But I didn't cry for the diagnosis. I cried out of fear that my son, my gorgeous boy, my sweet beautiful Rukai, would suffer the same relentless bullying that I endured throughout my childhood. And for no reason other than he happened to be born with an extra chromosome. I cried in fear and in anger that life had dealt him a shitty hand in that there are people out there who would hurt him without even thinking about it. That there would be those who thought less of him than of any other human being, he, one who bleeds red, because we ALL bleed red. It doesn't matter how many chromosomes are in that blood, it's always red.

I envy you Kera, that your journey on those early days was not yet visible. I so wish our little family could have had some minute spot of joy on those early days because it was entirely stolen from us by so much fear, and from every angle.

But wait.

This is four years later.

And like every type of grief, no matter what it is for which we are grieving, it fades, it has left its scars but we no longer let it own us. And we see the thing we are grieving for what it is.

Rukai is four in a couple of weeks.
Rukai is in preschool and has loads of friends.
Rukai is developmentally delayed but is doing what he should be doing for the stage of development which he is in. And he is doing it with style.

Rukai is outright amazing. Had I known it then, I'd have hoiked myself up from the floor and said pull it the hell together, girl.

You see, no one had told us Rukai's reality would be possible. Certainly not the doctors. Certainly not society. And to our great misfortune, no amazingly thoughtful neighbors could have predicted the reality of our lives today.

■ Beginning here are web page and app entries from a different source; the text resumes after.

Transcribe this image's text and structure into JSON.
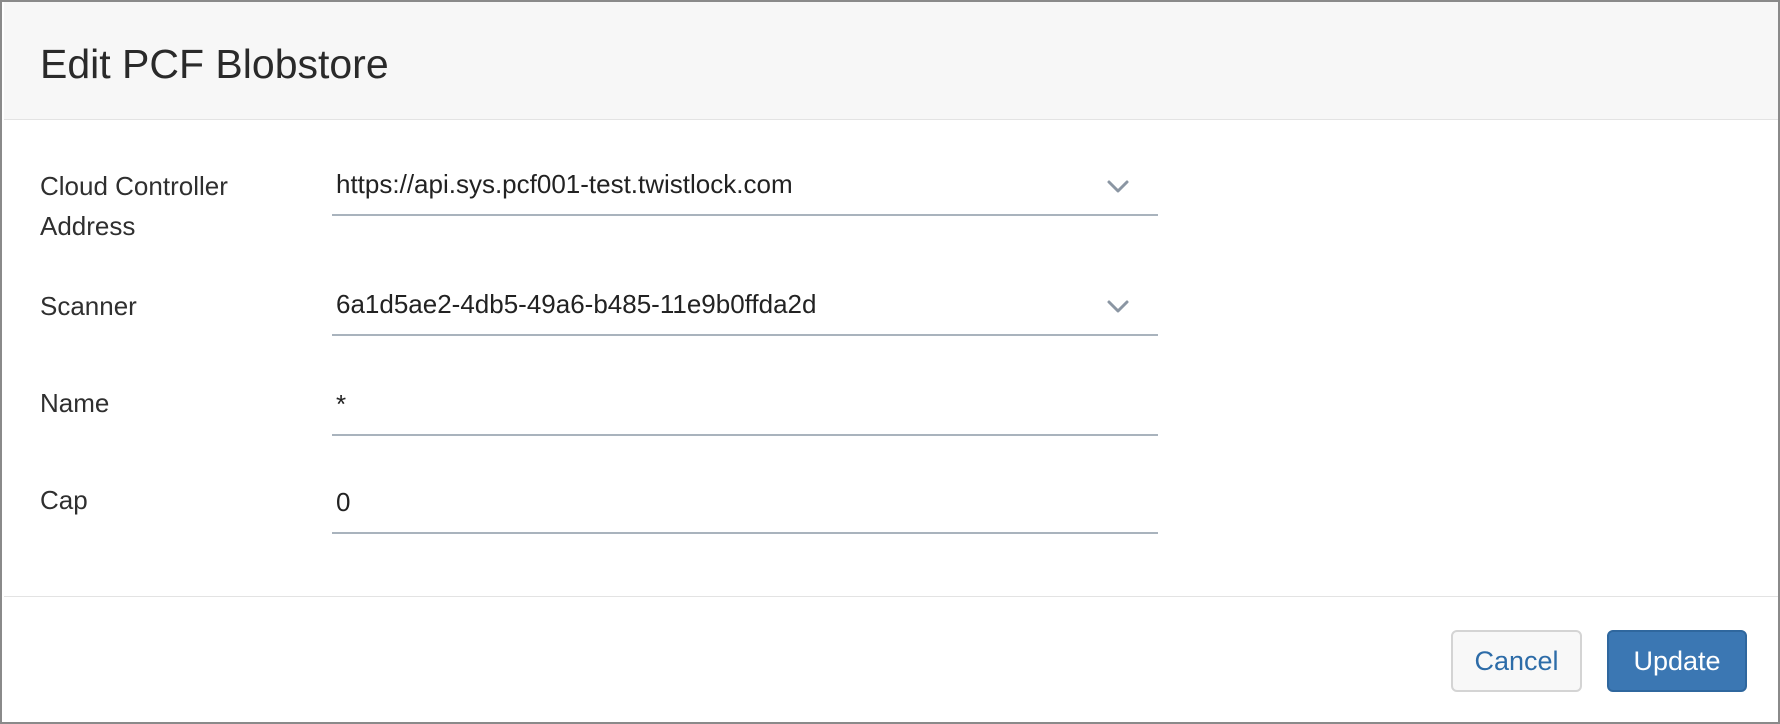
{
  "dialog": {
    "title": "Edit PCF Blobstore"
  },
  "fields": {
    "cloud_controller": {
      "label_line1": "Cloud Controller",
      "label_line2": "Address",
      "value": "https://api.sys.pcf001-test.twistlock.com"
    },
    "scanner": {
      "label": "Scanner",
      "value": "6a1d5ae2-4db5-49a6-b485-11e9b0ffda2d"
    },
    "name": {
      "label": "Name",
      "value": "*"
    },
    "cap": {
      "label": "Cap",
      "value": "0"
    }
  },
  "buttons": {
    "cancel": "Cancel",
    "update": "Update"
  },
  "icons": {
    "dropdown": "chevron-down-icon"
  },
  "colors": {
    "primary": "#3b77b3",
    "link": "#2d6ca8",
    "underline": "#a9b3bd"
  }
}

We have clawed our way out of that chasm of 'what if' to reach these heights of 'what IS'.

And the view from here is mind blowing.

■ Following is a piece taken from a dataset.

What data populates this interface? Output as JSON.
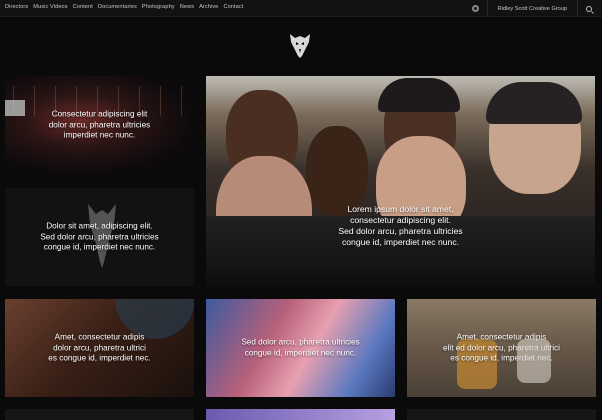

Now I look back on those very early days with curiosity. Little if no regret. Because the ferocity and intensity of my reaction to the path we had been set on has only underpinned the ferocity of my approach to everything that Rukai needs in this life. I am his mother, his protector, his advocate and later in life - if I'm lucky - his confidante. I am his tiger mom. I am...HIS. I do little that doesn't place him first. Because he is so ridiculously worth it.

I love that every day I see how far he has come and his engagement with me says 'cool out, ma, it's ok. I got this.'

Four years ago I was so unbelievably worried. Today, not so much. Today the level of pride and anticipation and hope and expectation eclipses any worry I once felt. There is a shield between us and the outside world which allows in what Rukai needs and prevents all the unnecessaries from finding their footing. This shield has been lain by Rukai himself, because it is he who is in charge, and no one else. Despite what any of the outsiders who keep trying to get a look in may think, Rukai is in charge.

Little did I know on that cold February day, in that amazing Olympic year 2012, that I really had, in fact, given birth to a champion.

Now if you're up for it, how about telling me what exactly is buried in that ice?

Love & best wishes from over the pond.

Maxine x


  1. awww maxine ...that was worth every minute of the time I spent reading it. looking forward to Keras response . What a lovely lovely idea. You are both amazing mammys with the most amazing stories to share xxx

  2. Love this letter, and love the idea you and Kera have thought up! Well done.